TASK REQUIREMENTS -
Match the string "value" against each line below, and copy every line that matches.
(RECORDS SHOWN Opens)
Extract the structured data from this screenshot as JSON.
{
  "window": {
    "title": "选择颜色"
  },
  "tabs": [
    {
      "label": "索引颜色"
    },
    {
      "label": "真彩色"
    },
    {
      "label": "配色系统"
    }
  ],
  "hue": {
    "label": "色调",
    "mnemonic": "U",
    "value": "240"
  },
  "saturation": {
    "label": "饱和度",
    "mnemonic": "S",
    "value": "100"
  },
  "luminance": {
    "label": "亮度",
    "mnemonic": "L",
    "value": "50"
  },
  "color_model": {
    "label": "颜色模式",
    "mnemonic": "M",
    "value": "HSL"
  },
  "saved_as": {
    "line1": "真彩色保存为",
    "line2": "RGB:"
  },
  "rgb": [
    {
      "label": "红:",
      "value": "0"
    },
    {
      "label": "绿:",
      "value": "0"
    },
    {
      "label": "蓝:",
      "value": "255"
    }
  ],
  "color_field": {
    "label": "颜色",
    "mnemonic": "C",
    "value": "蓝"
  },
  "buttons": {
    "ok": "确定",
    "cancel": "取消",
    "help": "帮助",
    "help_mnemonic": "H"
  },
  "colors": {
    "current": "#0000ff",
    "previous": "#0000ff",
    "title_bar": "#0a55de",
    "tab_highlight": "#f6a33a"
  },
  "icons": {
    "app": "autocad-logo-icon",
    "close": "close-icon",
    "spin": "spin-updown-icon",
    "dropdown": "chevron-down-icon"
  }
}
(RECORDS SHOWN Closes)
SOLVED PROBLEM -
    "value": "240"
    "value": "100"
    "value": "50"
    "value": "HSL"
      "value": "0"
      "value": "0"
      "value": "255"
    "value": "蓝"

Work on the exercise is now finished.